|US2352965 *||Jun 11, 1943||Jul 4, 1944||Gen Electric||Meter light load adjustment|
|US4213090 *||Oct 25, 1978||Jul 15, 1980||Westinghouse Electric Corp.||Integral flux lagging and light load adjustment assembly for watthour meters|
|Citing Patent||Filing date||Publication date||Applicant||Title|
|US4547730 *||Mar 19, 1984||Oct 15, 1985||General Electric Company||Light load adjust apparatus for electric meter|
|US6016054 *||Jul 14, 1997||Jan 18, 2000||Siemens Transmission & Distribution, Llc||Watt hour meter registration calibration method and apparatus|
|US6829793||Nov 5, 2002||Dec 14, 2004||Hill - Rom Services, Inc.||Bed siderail extender apparatus|
|International Classification||G01R11/23, G01R11/02|
|Cooperative Classification||G01R11/23, G01R11/02|
|European Classification||G01R11/02, G01R11/23|
|Jun 10, 1981||AS||Assignment|
Owner name: WESTINGHOUSE ELECTRIC CORPORATION, WESTINGHOUSE BL
Free format text: ASSIGNMENT OF ASSIGNORS INTEREST.;ASSIGNORS:RAMSEY, JAMES E. JR.;GRIFFIN, AUBURN K. JR.;REEL/FRAME:003894/0240
Effective date: 19810609
|Feb 9, 1987||FPAY||Fee payment|
Year of fee payment: 4
|Jun 7, 1990||AS||Assignment|
Owner name: ABB POWER T&D COMPANY, INC., A DE CORP., PENNSYLV
Free format text: ASSIGNMENT OF ASSIGNORS INTEREST.;ASSIGNOR:WESTINGHOUSE ELECTRIC CORPORATION, A CORP. OF PA.;REEL/FRAME:005368/0692
Effective date: 19891229
|Mar 20, 1991||FPAY||Fee payment|
Year of fee payment: 8
|Aug 1, 1995||REMI||Maintenance fee reminder mailed|
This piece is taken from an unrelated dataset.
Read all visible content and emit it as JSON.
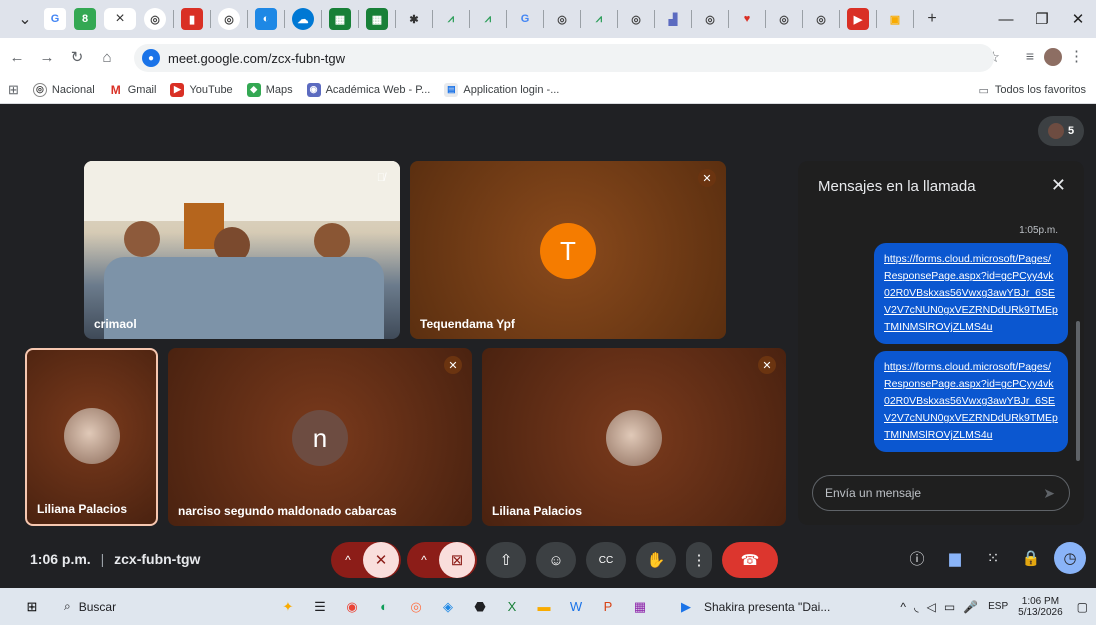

|Dec 24, 1995||LAPS||Lapse for failure to pay maintenance fees|
|Feb 27, 1996||FP||Expired due to failure to pay maintenance fee|
Effective date: 19951227